Tally the lines in the entries where the string "обучения" appears, and write only the total.
····················
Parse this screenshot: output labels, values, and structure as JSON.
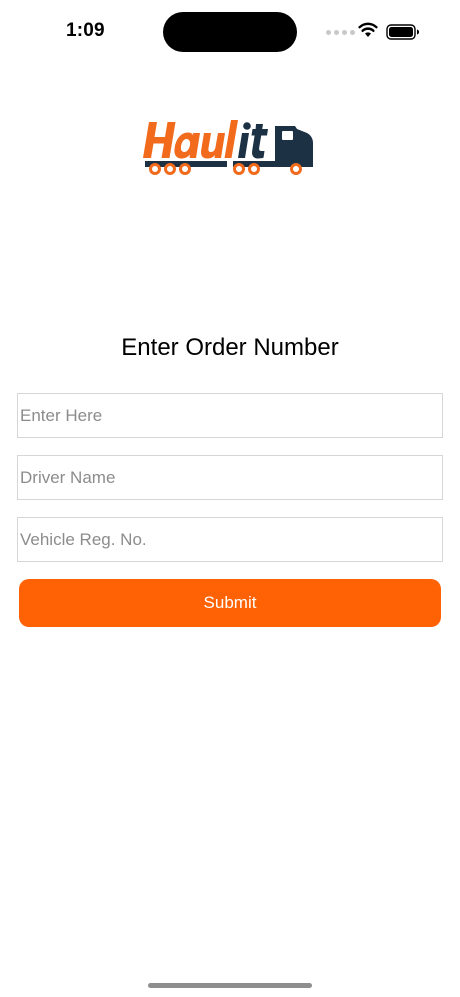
{
  "status_bar": {
    "time": "1:09"
  },
  "logo": {
    "text": "Haulit",
    "brand_color": "#f26a1b",
    "truck_color": "#1d3145"
  },
  "main": {
    "title": "Enter Order Number",
    "order_input": {
      "placeholder": "Enter Here",
      "value": ""
    },
    "driver_input": {
      "placeholder": "Driver Name",
      "value": ""
    },
    "vehicle_input": {
      "placeholder": "Vehicle Reg. No.",
      "value": ""
    },
    "submit_label": "Submit"
  },
  "colors": {
    "accent": "#ff6205",
    "field_border": "#d6d6d6",
    "placeholder": "#8c8c8c"
  }
}
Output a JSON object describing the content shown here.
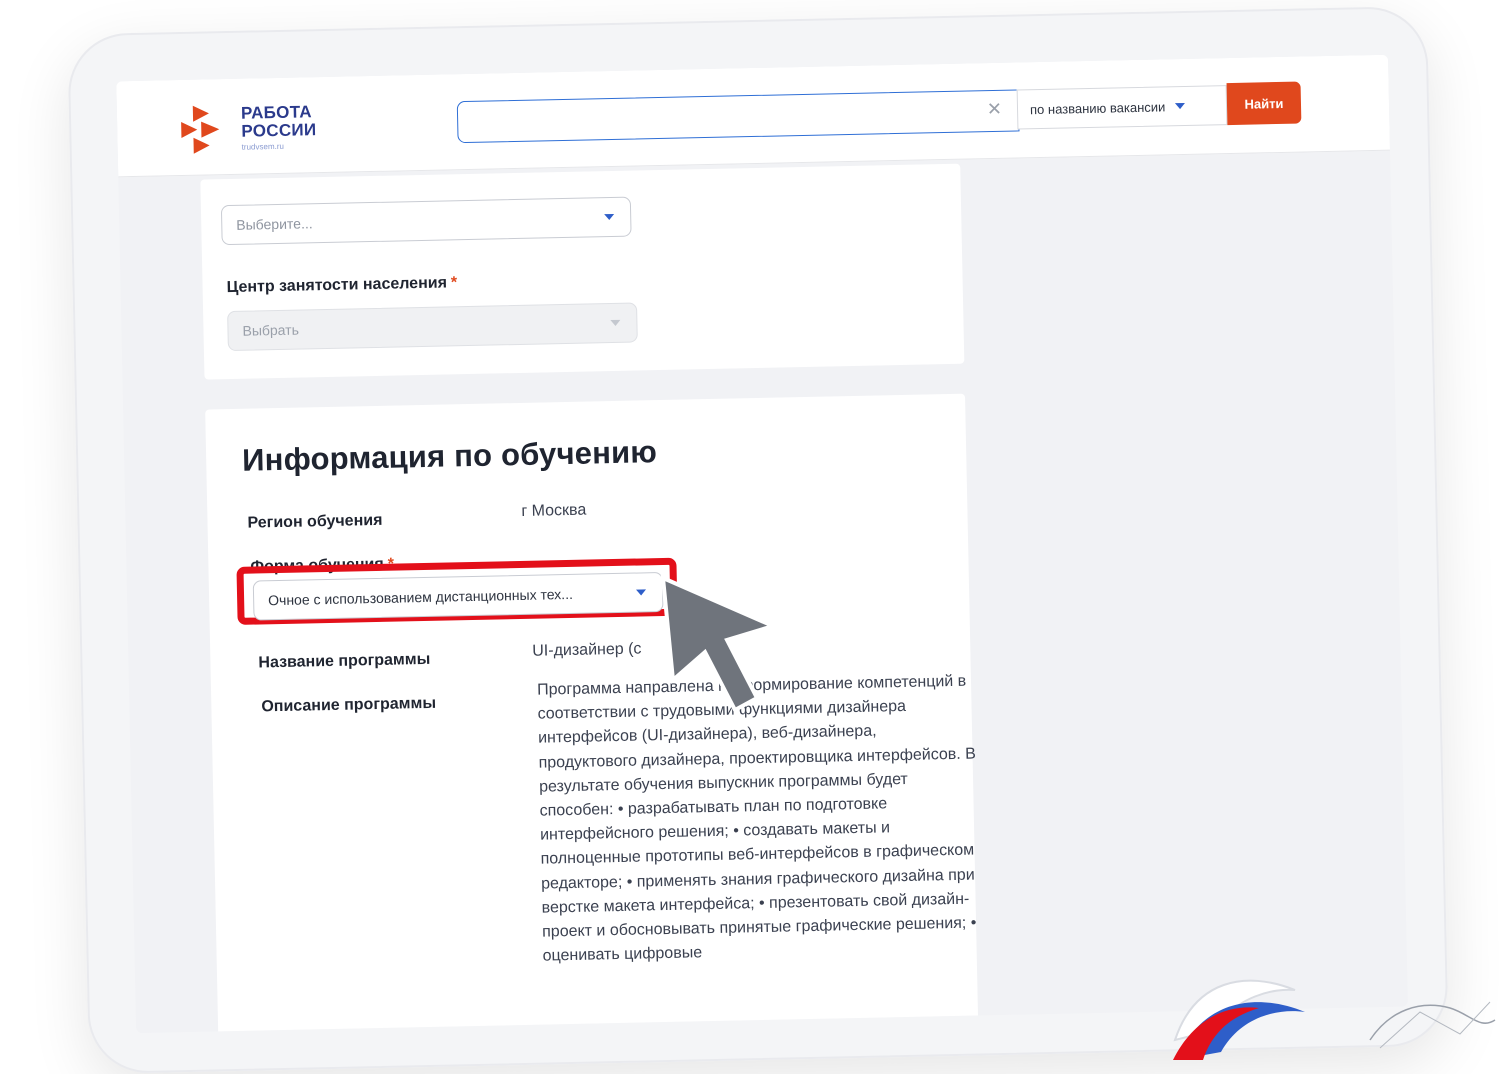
{
  "logo": {
    "line1": "РАБОТА",
    "line2": "РОССИИ",
    "domain": "trudvsem.ru"
  },
  "search": {
    "value": "",
    "mode_label": "по названию вакансии",
    "button_label": "Найти"
  },
  "filters": {
    "top_select_placeholder": "Выберите...",
    "employment_center_label": "Центр занятости населения",
    "employment_center_placeholder": "Выбрать"
  },
  "training": {
    "heading": "Информация по обучению",
    "region_label": "Регион обучения",
    "region_value": "г Москва",
    "form_label": "Форма обучения",
    "form_value": "Очное с использованием дистанционных тех...",
    "program_name_label": "Название программы",
    "program_name_value": "UI-дизайнер (с",
    "program_desc_label": "Описание программы",
    "program_desc_value": "Программа направлена на формирование компетенций в соответствии с трудовыми функциями дизайнера интерфейсов (UI-дизайнера), веб-дизайнера, продуктового дизайнера, проектировщика интерфейсов. В результате обучения выпускник программы будет способен: • разрабатывать план по подготовке интерфейсного решения; • создавать макеты и полноценные прототипы веб-интерфейсов в графическом редакторе; • применять знания графического дизайна при верстке макета интерфейса; • презентовать свой дизайн-проект и обосновывать принятые графические решения; • оценивать цифровые"
  },
  "colors": {
    "accent_blue": "#2f6fd6",
    "find_button": "#e0481d",
    "highlight": "#e3101a",
    "logo_blue": "#2b3a8c",
    "logo_red": "#e0481d"
  }
}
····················
Output for this exercise: 3